▶ _EXERCISE GOAL_: Apart from the pictures, every line below is to be set down exactly.
*** Opening DATA FOR THIS TASK ***
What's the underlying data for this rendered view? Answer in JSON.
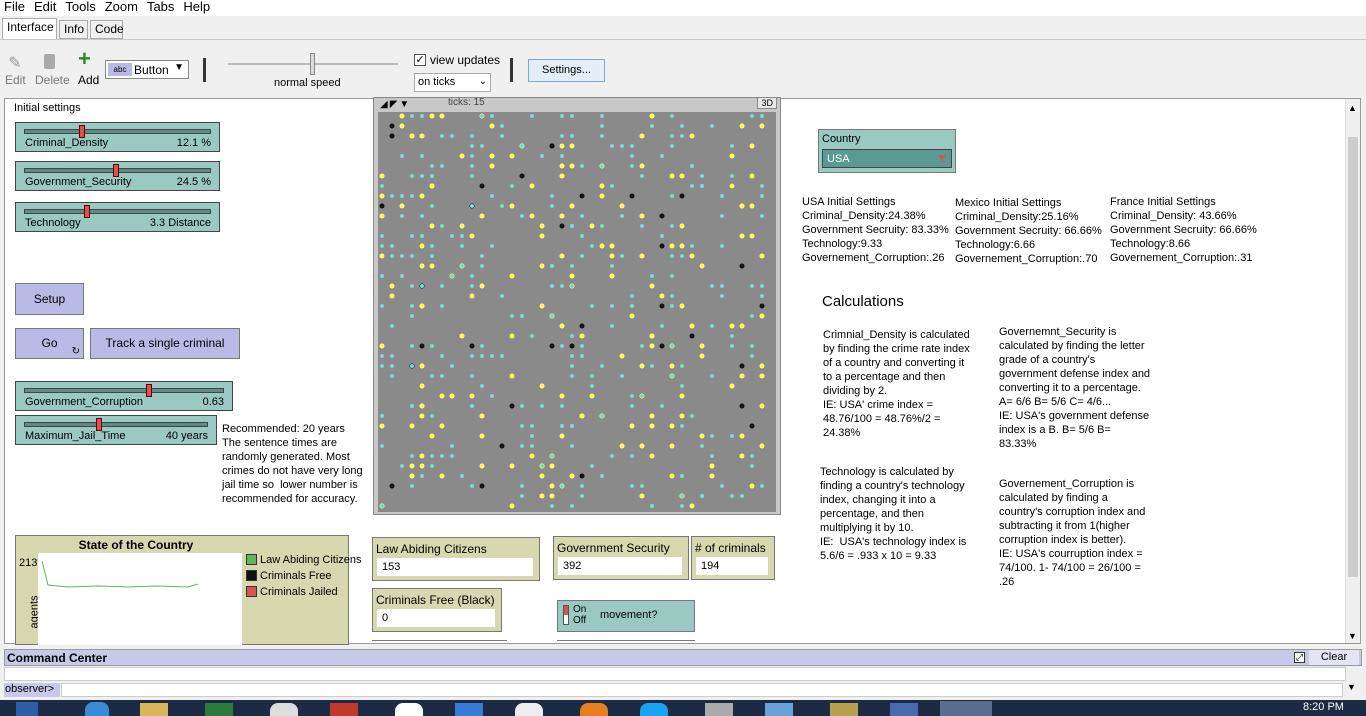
{
  "menu": [
    "File",
    "Edit",
    "Tools",
    "Zoom",
    "Tabs",
    "Help"
  ],
  "tabs": [
    "Interface",
    "Info",
    "Code"
  ],
  "toolbar": {
    "edit": "Edit",
    "delete": "Delete",
    "add": "Add",
    "widget_type": "Button",
    "speed": "normal speed",
    "view_updates": "view updates",
    "update_mode": "on ticks",
    "settings": "Settings..."
  },
  "panel": {
    "initial_settings": "Initial settings"
  },
  "sliders": {
    "criminal_density": {
      "name": "Criminal_Density",
      "value": "12.1 %"
    },
    "government_security": {
      "name": "Government_Security",
      "value": "24.5 %"
    },
    "technology": {
      "name": "Technology",
      "value": "3.3 Distance"
    },
    "government_corruption": {
      "name": "Government_Corruption",
      "value": "0.63"
    },
    "max_jail": {
      "name": "Maximum_Jail_Time",
      "value": "40 years"
    }
  },
  "buttons": {
    "setup": "Setup",
    "go": "Go",
    "track": "Track a single criminal"
  },
  "jail_note": "Recommended: 20 years\nThe sentence times are randomly generated. Most crimes do not have very long jail time so  lower number is recommended for accuracy.",
  "view": {
    "ticks": "ticks: 15",
    "threed": "3D"
  },
  "plot": {
    "title": "State of the Country",
    "ymax": "213",
    "ylabel": "agents",
    "legend": [
      {
        "label": "Law Abiding Citizens",
        "color": "#5cb85c"
      },
      {
        "label": "Criminals Free",
        "color": "#111111"
      },
      {
        "label": "Criminals Jailed",
        "color": "#d9534f"
      }
    ]
  },
  "monitors": {
    "law": {
      "label": "Law Abiding Citizens",
      "value": "153"
    },
    "gov": {
      "label": "Government Security",
      "value": "392"
    },
    "crim": {
      "label": "# of criminals",
      "value": "194"
    },
    "free": {
      "label": "Criminals Free (Black)",
      "value": "0"
    }
  },
  "switch": {
    "on": "On",
    "off": "Off",
    "label": "movement?"
  },
  "chooser": {
    "label": "Country",
    "value": "USA"
  },
  "usa": {
    "title": "USA Initial Settings",
    "l1": "Criminal_Density:24.38%",
    "l2": "Government Secruity: 83.33%",
    "l3": "Technology:9.33",
    "l4": "Governement_Corruption:.26"
  },
  "mexico": {
    "title": "Mexico Initial Settings",
    "l1": "Criminal_Density:25.16%",
    "l2": "Government Secruity: 66.66%",
    "l3": "Technology:6.66",
    "l4": "Governement_Corruption:.70"
  },
  "france": {
    "title": "France Initial Settings",
    "l1": "Criminal_Density: 43.66%",
    "l2": "Government Secruity: 66.66%",
    "l3": "Technology:8.66",
    "l4": "Governement_Corruption:.31"
  },
  "calc": {
    "title": "Calculations",
    "density": "Crimnial_Density is calculated by finding the crime rate index of a country and converting it to a percentage and then dividing by 2.\nIE: USA' crime index = 48.76/100 = 48.76%/2 = 24.38%",
    "security": "Governemnt_Security is calculated by finding the letter grade of a country's government defense index and converting it to a percentage. A= 6/6 B= 5/6 C= 4/6...\nIE: USA's government defense index is a B. B= 5/6 B= 83.33%",
    "technology": "Technology is calculated by finding a country's technology index, changing it into a percentage, and then multiplying it by 10.\nIE:  USA's technology index is 5.6/6 = .933 x 10 = 9.33",
    "corruption": "Governement_Corruption is calculated by finding a country's corruption index and subtracting it from 1(higher corruption index is better).\nIE: USA's courruption index = 74/100. 1- 74/100 = 26/100 = .26"
  },
  "command": {
    "title": "Command Center",
    "clear": "Clear",
    "prompt": "observer>"
  },
  "clock": "8:20 PM",
  "levels": {
    "criminal_density": 0.3,
    "government_security": 0.49,
    "technology": 0.33,
    "government_corruption": 0.63,
    "max_jail": 0.4,
    "speed": 0.5
  }
}
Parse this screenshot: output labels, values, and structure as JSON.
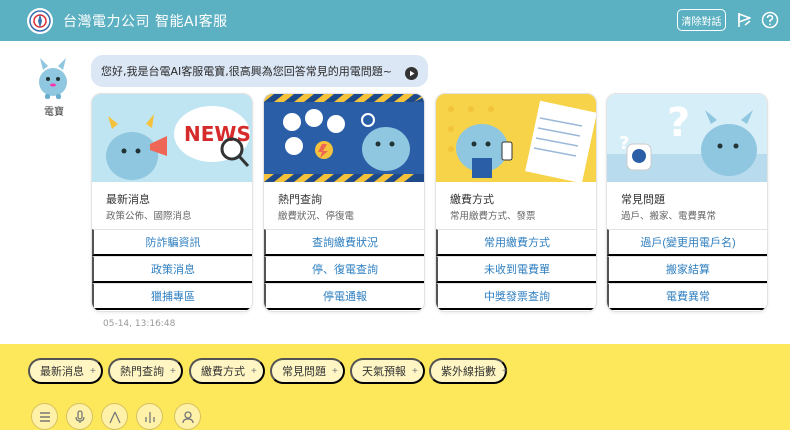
{
  "header": {
    "title": "台灣電力公司 智能AI客服",
    "clear_label": "清除對話",
    "logo_icon": "taipower-logo",
    "feedback_icon": "feedback-flag-icon",
    "help_icon": "help-icon"
  },
  "bot": {
    "name": "電寶",
    "greeting": "您好,我是台電AI客服電寶,很高興為您回答常見的用電問題~"
  },
  "cards": [
    {
      "title": "最新消息",
      "subtitle": "政策公佈、國際消息",
      "links": [
        "防詐騙資訊",
        "政策消息",
        "獵捕專區"
      ]
    },
    {
      "title": "熱門查詢",
      "subtitle": "繳費狀況、停復電",
      "links": [
        "查詢繳費狀況",
        "停、復電查詢",
        "停電通報"
      ]
    },
    {
      "title": "繳費方式",
      "subtitle": "常用繳費方式、發票",
      "links": [
        "常用繳費方式",
        "未收到電費單",
        "中獎發票查詢"
      ]
    },
    {
      "title": "常見問題",
      "subtitle": "過戶、搬家、電費異常",
      "links": [
        "過戶(變更用電戶名)",
        "搬家結算",
        "電費異常"
      ]
    }
  ],
  "timestamp": "05-14, 13:16:48",
  "quick_chips": [
    {
      "label": "最新消息",
      "plus": "+"
    },
    {
      "label": "熱門查詢",
      "plus": "+"
    },
    {
      "label": "繳費方式",
      "plus": "+"
    },
    {
      "label": "常見問題",
      "plus": "+"
    },
    {
      "label": "天氣預報",
      "plus": "+"
    },
    {
      "label": "紫外線指數",
      "plus": "+"
    }
  ],
  "toolbar_icons": [
    "menu-icon",
    "microphone-icon",
    "text-size-large-icon",
    "text-size-small-icon",
    "user-icon"
  ],
  "colors": {
    "header": "#5bb0c1",
    "bottom_panel": "#fde75a",
    "chip": "#fff6c4",
    "link": "#2f7fc0",
    "bubble": "#dbe7f5"
  }
}
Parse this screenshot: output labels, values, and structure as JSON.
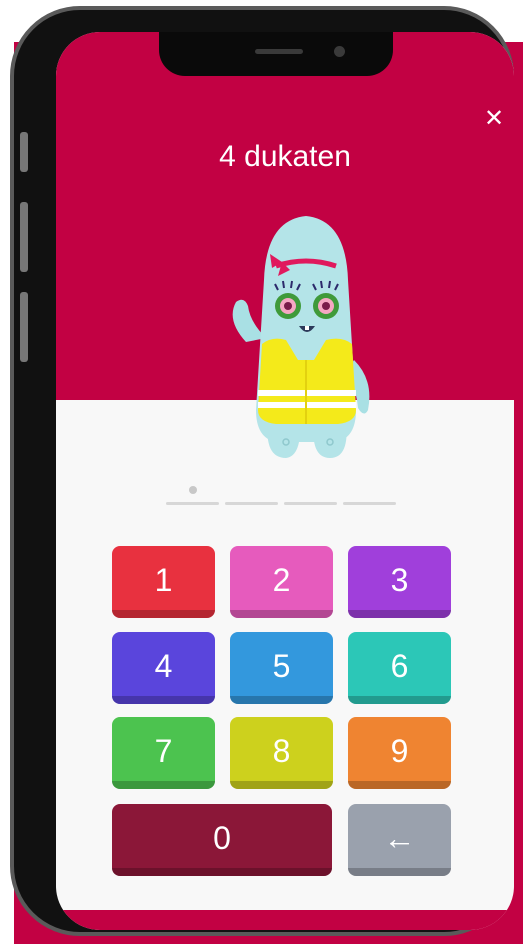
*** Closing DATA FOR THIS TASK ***
▶ _TASK ANSWER_:
What's the underlying data for this rendered view? Answer in JSON.
{
  "menu": [
    "File",
    "Edit",
    "Tools",
    "Zoom",
    "Tabs",
    "Help"
  ],
  "tabs": [
    "Interface",
    "Info",
    "Code"
  ],
  "toolbar": {
    "edit": "Edit",
    "delete": "Delete",
    "add": "Add",
    "widget_type": "Button",
    "speed": "normal speed",
    "view_updates": "view updates",
    "update_mode": "on ticks",
    "settings": "Settings..."
  },
  "panel": {
    "initial_settings": "Initial settings"
  },
  "sliders": {
    "criminal_density": {
      "name": "Criminal_Density",
      "value": "12.1 %"
    },
    "government_security": {
      "name": "Government_Security",
      "value": "24.5 %"
    },
    "technology": {
      "name": "Technology",
      "value": "3.3 Distance"
    },
    "government_corruption": {
      "name": "Government_Corruption",
      "value": "0.63"
    },
    "max_jail": {
      "name": "Maximum_Jail_Time",
      "value": "40 years"
    }
  },
  "buttons": {
    "setup": "Setup",
    "go": "Go",
    "track": "Track a single criminal"
  },
  "jail_note": "Recommended: 20 years\nThe sentence times are randomly generated. Most crimes do not have very long jail time so  lower number is recommended for accuracy.",
  "view": {
    "ticks": "ticks: 15",
    "threed": "3D"
  },
  "plot": {
    "title": "State of the Country",
    "ymax": "213",
    "ylabel": "agents",
    "legend": [
      {
        "label": "Law Abiding Citizens",
        "color": "#5cb85c"
      },
      {
        "label": "Criminals Free",
        "color": "#111111"
      },
      {
        "label": "Criminals Jailed",
        "color": "#d9534f"
      }
    ]
  },
  "monitors": {
    "law": {
      "label": "Law Abiding Citizens",
      "value": "153"
    },
    "gov": {
      "label": "Government Security",
      "value": "392"
    },
    "crim": {
      "label": "# of criminals",
      "value": "194"
    },
    "free": {
      "label": "Criminals Free (Black)",
      "value": "0"
    }
  },
  "switch": {
    "on": "On",
    "off": "Off",
    "label": "movement?"
  },
  "chooser": {
    "label": "Country",
    "value": "USA"
  },
  "usa": {
    "title": "USA Initial Settings",
    "l1": "Criminal_Density:24.38%",
    "l2": "Government Secruity: 83.33%",
    "l3": "Technology:9.33",
    "l4": "Governement_Corruption:.26"
  },
  "mexico": {
    "title": "Mexico Initial Settings",
    "l1": "Criminal_Density:25.16%",
    "l2": "Government Secruity: 66.66%",
    "l3": "Technology:6.66",
    "l4": "Governement_Corruption:.70"
  },
  "france": {
    "title": "France Initial Settings",
    "l1": "Criminal_Density: 43.66%",
    "l2": "Government Secruity: 66.66%",
    "l3": "Technology:8.66",
    "l4": "Governement_Corruption:.31"
  },
  "calc": {
    "title": "Calculations",
    "density": "Crimnial_Density is calculated by finding the crime rate index of a country and converting it to a percentage and then dividing by 2.\nIE: USA' crime index = 48.76/100 = 48.76%/2 = 24.38%",
    "security": "Governemnt_Security is calculated by finding the letter grade of a country's government defense index and converting it to a percentage. A= 6/6 B= 5/6 C= 4/6...\nIE: USA's government defense index is a B. B= 5/6 B= 83.33%",
    "technology": "Technology is calculated by finding a country's technology index, changing it into a percentage, and then multiplying it by 10.\nIE:  USA's technology index is 5.6/6 = .933 x 10 = 9.33",
    "corruption": "Governement_Corruption is calculated by finding a country's corruption index and subtracting it from 1(higher corruption index is better).\nIE: USA's courruption index = 74/100. 1- 74/100 = 26/100 = .26"
  },
  "command": {
    "title": "Command Center",
    "clear": "Clear",
    "prompt": "observer>"
  },
  "clock": "8:20 PM",
  "levels": {
    "criminal_density": 0.3,
    "government_security": 0.49,
    "technology": 0.33,
    "government_corruption": 0.63,
    "max_jail": 0.4,
    "speed": 0.5
  }
}
Parse this screenshot: output labels, values, and structure as JSON.
{
  "header": {
    "title": "台灣電力公司 智能AI客服",
    "clear_label": "清除對話",
    "logo_icon": "taipower-logo",
    "feedback_icon": "feedback-flag-icon",
    "help_icon": "help-icon"
  },
  "bot": {
    "name": "電寶",
    "greeting": "您好,我是台電AI客服電寶,很高興為您回答常見的用電問題~"
  },
  "cards": [
    {
      "title": "最新消息",
      "subtitle": "政策公佈、國際消息",
      "links": [
        "防詐騙資訊",
        "政策消息",
        "獵捕專區"
      ]
    },
    {
      "title": "熱門查詢",
      "subtitle": "繳費狀況、停復電",
      "links": [
        "查詢繳費狀況",
        "停、復電查詢",
        "停電通報"
      ]
    },
    {
      "title": "繳費方式",
      "subtitle": "常用繳費方式、發票",
      "links": [
        "常用繳費方式",
        "未收到電費單",
        "中獎發票查詢"
      ]
    },
    {
      "title": "常見問題",
      "subtitle": "過戶、搬家、電費異常",
      "links": [
        "過戶(變更用電戶名)",
        "搬家結算",
        "電費異常"
      ]
    }
  ],
  "timestamp": "05-14, 13:16:48",
  "quick_chips": [
    {
      "label": "最新消息",
      "plus": "+"
    },
    {
      "label": "熱門查詢",
      "plus": "+"
    },
    {
      "label": "繳費方式",
      "plus": "+"
    },
    {
      "label": "常見問題",
      "plus": "+"
    },
    {
      "label": "天氣預報",
      "plus": "+"
    },
    {
      "label": "紫外線指數",
      "plus": "+"
    }
  ],
  "toolbar_icons": [
    "menu-icon",
    "microphone-icon",
    "text-size-large-icon",
    "text-size-small-icon",
    "user-icon"
  ],
  "colors": {
    "header": "#5bb0c1",
    "bottom_panel": "#fde75a",
    "chip": "#fff6c4",
    "link": "#2f7fc0",
    "bubble": "#dbe7f5"
  }
}
Parse this screenshot: output labels, values, and structure as JSON.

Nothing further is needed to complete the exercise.